Bookshelf. Emil Axelsson announced the first release of Bookshelf, a simple document organizer with some wiki functionality. Documents in a directory tree are displayed as a set of HTML pages. Documents in Markdown format are converted to HTML automatically using Pandoc.
RESTng 0.1 + RedHandlers 0.1 (request handlers) + YuiGrids 0.1 (yahoo grids). Sergio Urinovsky announced the release of three new packages developed for a RESTful web framework called RESTng: RESTng, redHandlers, and yuiGrid.
#haskell.pt IRC channel. Marco TÃºlio Gontijo e Silva announced the formation of the #haskell.pt channel on irc.freenode.net for Portuguese-speaking Haskellers.
conflicting variable definitions in pattern. Martin Hofmann asked about the possibility of repeated variables in patterns, resulting in an interesting discussion.
Removing mtl from the Haskell Platform. Russell O'Connor began a discussion around the possibility of removing the mtl package from the Haskell Platform, and replacing it with something more modern.
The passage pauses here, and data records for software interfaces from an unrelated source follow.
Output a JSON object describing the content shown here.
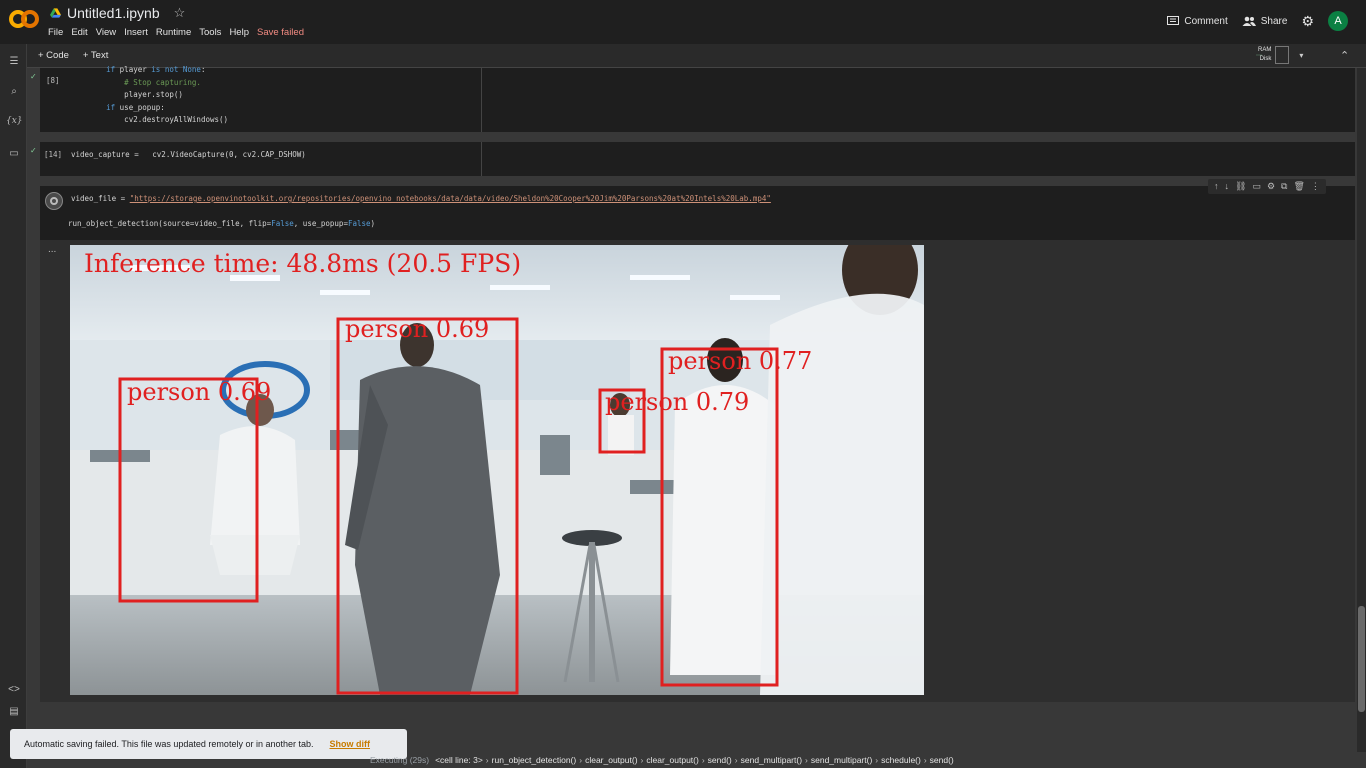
{
  "header": {
    "file_title": "Untitled1.ipynb",
    "menu": [
      "File",
      "Edit",
      "View",
      "Insert",
      "Runtime",
      "Tools",
      "Help"
    ],
    "save_status": "Save failed",
    "comment_label": "Comment",
    "share_label": "Share",
    "avatar_initial": "A"
  },
  "toolbar": {
    "add_code_label": "+ Code",
    "add_text_label": "+ Text",
    "ram_label": "RAM",
    "disk_label": "Disk"
  },
  "cells": {
    "cell8": {
      "exec_count": "[8]",
      "lines": [
        "        if player is not None:",
        "            # Stop capturing.",
        "            player.stop()",
        "        if use_popup:",
        "            cv2.destroyAllWindows()"
      ]
    },
    "cell14": {
      "exec_count": "[14]",
      "code": "video_capture =   cv2.VideoCapture(0, cv2.CAP_DSHOW)"
    },
    "running": {
      "line1_prefix": "video_file = ",
      "line1_url": "\"https://storage.openvinotoolkit.org/repositories/openvino_notebooks/data/data/video/Sheldon%20Cooper%20Jim%20Parsons%20at%20Intels%20Lab.mp4\"",
      "line2_func": "run_object_detection(source=video_file, flip=",
      "line2_false1": "False",
      "line2_mid": ", use_popup=",
      "line2_false2": "False",
      "line2_end": ")"
    }
  },
  "output": {
    "ellipsis": "...",
    "inference_text": "Inference time: 48.8ms (20.5 FPS)",
    "detections": [
      {
        "label": "person 0.69",
        "id": "d1"
      },
      {
        "label": "person 0.69",
        "id": "d2"
      },
      {
        "label": "person 0.79",
        "id": "d3"
      },
      {
        "label": "person 0.77",
        "id": "d4"
      }
    ]
  },
  "toast": {
    "message": "Automatic saving failed. This file was updated remotely or in another tab.",
    "action": "Show diff"
  },
  "statusbar": {
    "executing": "Executing (29s)",
    "crumbs": [
      "<cell line: 3>",
      "run_object_detection()",
      "clear_output()",
      "clear_output()",
      "send()",
      "send_multipart()",
      "send_multipart()",
      "schedule()",
      "send()"
    ]
  },
  "colors": {
    "detection_box": "#e02020",
    "warning": "#f28b82",
    "toast_action": "#c77c00"
  }
}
PhD position in Nottingham. vxc announced the availability of a new PhD position in the Functional Programming Laboratory at the University of Nottingham. The topic of research for the project is "Programming and Reasoning with Infinite Structures": it consists in the theoretical study and development of software tools for coinductive types and structured corecursion.
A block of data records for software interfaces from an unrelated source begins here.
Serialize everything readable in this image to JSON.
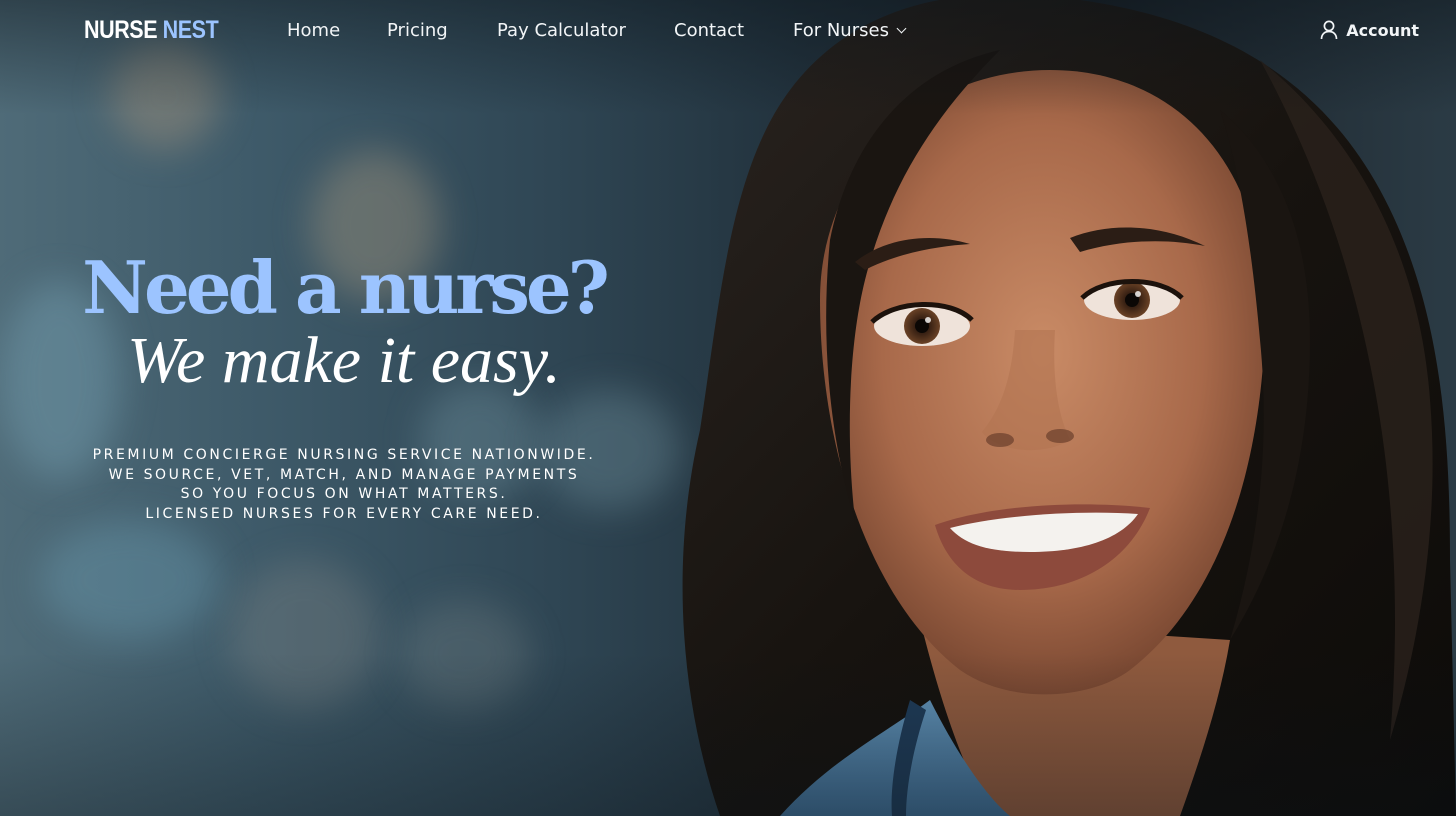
{
  "brand": {
    "logo_part1": "NURSE",
    "logo_part2": "NEST",
    "accent_color": "#9cc4ff"
  },
  "nav": {
    "links": [
      {
        "label": "Home"
      },
      {
        "label": "Pricing"
      },
      {
        "label": "Pay Calculator"
      },
      {
        "label": "Contact"
      },
      {
        "label": "For Nurses",
        "icon": "chevron-down-icon"
      }
    ],
    "account_label": "Account",
    "account_icon": "user-icon"
  },
  "hero": {
    "headline": "Need a nurse?",
    "subheadline": "We make it easy.",
    "tagline_lines": [
      "PREMIUM CONCIERGE NURSING SERVICE NATIONWIDE.",
      "WE SOURCE, VET, MATCH, AND MANAGE PAYMENTS",
      "SO YOU FOCUS ON WHAT MATTERS.",
      "LICENSED NURSES FOR EVERY CARE NEED."
    ],
    "image": "smiling-nurse-portrait"
  }
}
Blog noiseHaskell news from the blogosphere. Blog posts from people new to the Haskell community are marked with >>>, be sure to welcome them!
Leif Frenzel: EclipseFP is going to be reloaded.
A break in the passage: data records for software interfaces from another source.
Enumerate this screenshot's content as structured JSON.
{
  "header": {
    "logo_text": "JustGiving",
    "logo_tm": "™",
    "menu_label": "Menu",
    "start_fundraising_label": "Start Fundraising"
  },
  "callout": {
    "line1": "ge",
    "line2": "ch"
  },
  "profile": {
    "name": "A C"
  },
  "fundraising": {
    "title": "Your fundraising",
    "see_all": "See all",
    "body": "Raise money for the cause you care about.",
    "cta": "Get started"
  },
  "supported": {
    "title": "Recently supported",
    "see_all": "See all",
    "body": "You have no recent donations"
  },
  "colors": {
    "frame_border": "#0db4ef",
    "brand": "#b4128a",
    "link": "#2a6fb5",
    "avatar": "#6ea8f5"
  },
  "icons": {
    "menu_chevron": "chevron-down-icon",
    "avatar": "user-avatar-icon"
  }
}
Tom Schrijvers: Dictionaries: Eager or Lazy Type Class Witnesses?. Can type class dictionaries be optimized by treating them strictly?
Real-World Haskell: RWH Now In The Kindle Store.
JP Moresmau: Adding a Writer Monad transformer.
Ivan Lazar Miljenovic: Functions All The Way Down. Ivan's talk on lambda calculus.
Thomas M. DuBuisson: Fun with Distributed Hash Tables. Distributed hash tables in Haskell.
Mark Wassell: Just Grapefruit. Mark's first impressions of the Grapefruit library.
Roman Cheplyaka: LambdaCube accepted to JSSP. Jane Street is funding development of the LambdaCube 3D rendering engine.
>>> Joel Neely: BuilderBuilder: The Model in Haskell.
Brandon Simmons: directory-tree module released.
>>> Sadek Drobi: Paul Hudak on Haskell. An interview with Paul Hudak.
>>> dayvan cowboy: Blast from the past: a stochastic monad in Haskell.
Matthew Podwysocki: Type Classes Are The Secret Sauce .
Remco Niemeijer: Programming Praxis - Priority Queues. A priority queue implementation using a leftist heap.
>>> Y. Liang: A Lambda Calculus Interpreter in Haskell.
Quotes of the Week
- seydar: what's the nick of the drug addict who wrote learn you a haskell? and i mean that in the best possible way.
- roconnor: String is kinda a poor data type for strings.
- kyevan: I had a haskell-related dream last night. Sorta. I was beaten up by some kids because I tried to go somewhere my type didn't match, apparently.
- edwardk: Haskell 98 is the Windows 98 of standards ;)
- PhilipWadler: I'm delighted to learn that "a monad is a monoid in the category of endofunctors"---anyone know where I can find a good tutorial?
- David Leimbach: Don't play with your monads... eventually you'll go bind.
About the Haskell Weekly News
To help create new editions of this newsletter, please
see the information on how
to contribute. Send stories to
byorgey at cis dot upenn
dot edu. The darcs repository is available at
darcs get http://code.haskell.org/~byorgey/code/hwn/